Review: Queue

Arthur Tan 9 May 2018

Despite the heat of the Corpus Playroom, the hilarious (and at sometimes ridiculous) nature of Queue left me wanting more. Having laughed for the full hour, the walk back to college was full of chatter about how entertaining we found the whole show and our disbelief that people our age could write and perform with such talent. Queue is certainly not one to miss.

Throughout the show, references to the title were made, with several sketches taking on an (although sometimes subtle) element of a queue. Even the stage decoration, such as posters stating ‘Wait for your Turn’ and ‘Single File Only’ placed around the Corpus Playroom, echoed the system so synonymous with Britain and helped to keep up the central theme set by the title. Although trying to work out the queue reference in every sketch was fruitless, as some barely touched the topic, the sketch show itself managed to become its own queue. The short and snappy sketches next to lengthier ones full of dialogue, with an array of pop and R&B music rapidly played in the interludes, creates a fast-paced and dynamic show, reminiscent of a real-life queue. However, this queue is far more entertaining than any other one I have ever been in.

Right from the introduction, which was full of energy, the entire show was fast-paced and never slowed as it progressed on. Even when you’re still laughing at the last sketch, you’re already smiling at another joke that has been made. Each joke hit the spot, with one or two more shocking than the rest. Moreover, the performance of the cast ensured that each sketch fulfilled its potential, and no moment fell flat. Throughout the show, humorous references to British culture were made, whether it was the overall theme of the queue, an incredibly funny satire of a ‘gap yah’ student, a Winston Churchill-esque speech about how we must embrace the two days of sunshine we get, or a remake with a well-known figure of the ‘Made in the Royal Navy’ advert. The content of the sketches was varied, and the differing use of media, such as music and voice-overs, effectively added to the dynamism of the performance. The cast should be given great praise for coming up with so much funny content repeatedly throughout the hour-long show.

It would be hard to pick a favourite sketch, as truly they were all thoroughly entertaining, and the same can be said for the performers. Different characters were played well by all of the cast, with some of the stand-out characters being the ‘cool dad’ played by Will Owen, and the ‘gap yah’ student played by Izzy Lewis. Both featured characteristics we may see in people we know ourselves, adding to the humour of these characters. Although at times it could get a bit shouty, the overall delivery was slick, and each member of the cast stood out for the right reasons. Undoubtedly this will not be the last time we see these fresher comedians – it is clear to see the cast will go onto big things on the Cambridge scene and further afield.

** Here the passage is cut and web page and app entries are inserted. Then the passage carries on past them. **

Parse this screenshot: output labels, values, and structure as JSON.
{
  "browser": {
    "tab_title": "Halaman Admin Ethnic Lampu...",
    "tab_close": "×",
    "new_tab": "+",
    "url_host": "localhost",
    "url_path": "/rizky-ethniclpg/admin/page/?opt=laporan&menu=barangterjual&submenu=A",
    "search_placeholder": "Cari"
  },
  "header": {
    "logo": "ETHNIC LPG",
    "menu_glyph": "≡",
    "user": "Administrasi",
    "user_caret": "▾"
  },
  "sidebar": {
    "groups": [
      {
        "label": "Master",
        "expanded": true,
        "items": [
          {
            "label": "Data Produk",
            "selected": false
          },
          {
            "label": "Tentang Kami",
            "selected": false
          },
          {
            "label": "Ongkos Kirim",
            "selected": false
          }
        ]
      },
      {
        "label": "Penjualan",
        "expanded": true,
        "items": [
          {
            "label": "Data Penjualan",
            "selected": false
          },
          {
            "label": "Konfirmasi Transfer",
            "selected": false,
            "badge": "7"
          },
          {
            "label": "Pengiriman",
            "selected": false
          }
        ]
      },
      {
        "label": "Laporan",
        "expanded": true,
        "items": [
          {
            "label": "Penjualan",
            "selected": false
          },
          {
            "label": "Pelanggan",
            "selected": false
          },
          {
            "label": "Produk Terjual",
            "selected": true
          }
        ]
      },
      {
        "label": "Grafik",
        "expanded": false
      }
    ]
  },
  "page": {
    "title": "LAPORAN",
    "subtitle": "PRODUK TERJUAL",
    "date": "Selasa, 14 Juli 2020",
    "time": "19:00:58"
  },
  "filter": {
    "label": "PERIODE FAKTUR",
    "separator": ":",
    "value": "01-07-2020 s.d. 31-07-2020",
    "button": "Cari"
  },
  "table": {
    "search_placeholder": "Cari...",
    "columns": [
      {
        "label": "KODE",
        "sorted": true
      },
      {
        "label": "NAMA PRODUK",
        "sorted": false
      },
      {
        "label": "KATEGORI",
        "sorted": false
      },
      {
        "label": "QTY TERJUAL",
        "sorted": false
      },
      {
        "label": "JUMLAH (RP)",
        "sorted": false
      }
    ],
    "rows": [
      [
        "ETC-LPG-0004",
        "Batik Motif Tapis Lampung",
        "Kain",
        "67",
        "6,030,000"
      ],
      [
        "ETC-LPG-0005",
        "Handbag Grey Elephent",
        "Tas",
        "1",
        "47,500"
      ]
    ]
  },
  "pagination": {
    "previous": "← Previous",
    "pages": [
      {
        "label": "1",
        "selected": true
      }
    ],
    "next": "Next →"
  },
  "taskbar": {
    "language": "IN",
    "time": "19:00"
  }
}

Whether you are seeking to relieve a bit of exam stress, or just interested to see some comedy put on by other students, Queue is definitely the show to catch. I would thoroughly recommend grabbing a ticket and placing yourself in the queue outside of the Corpus Playroom to see the show while it is still on.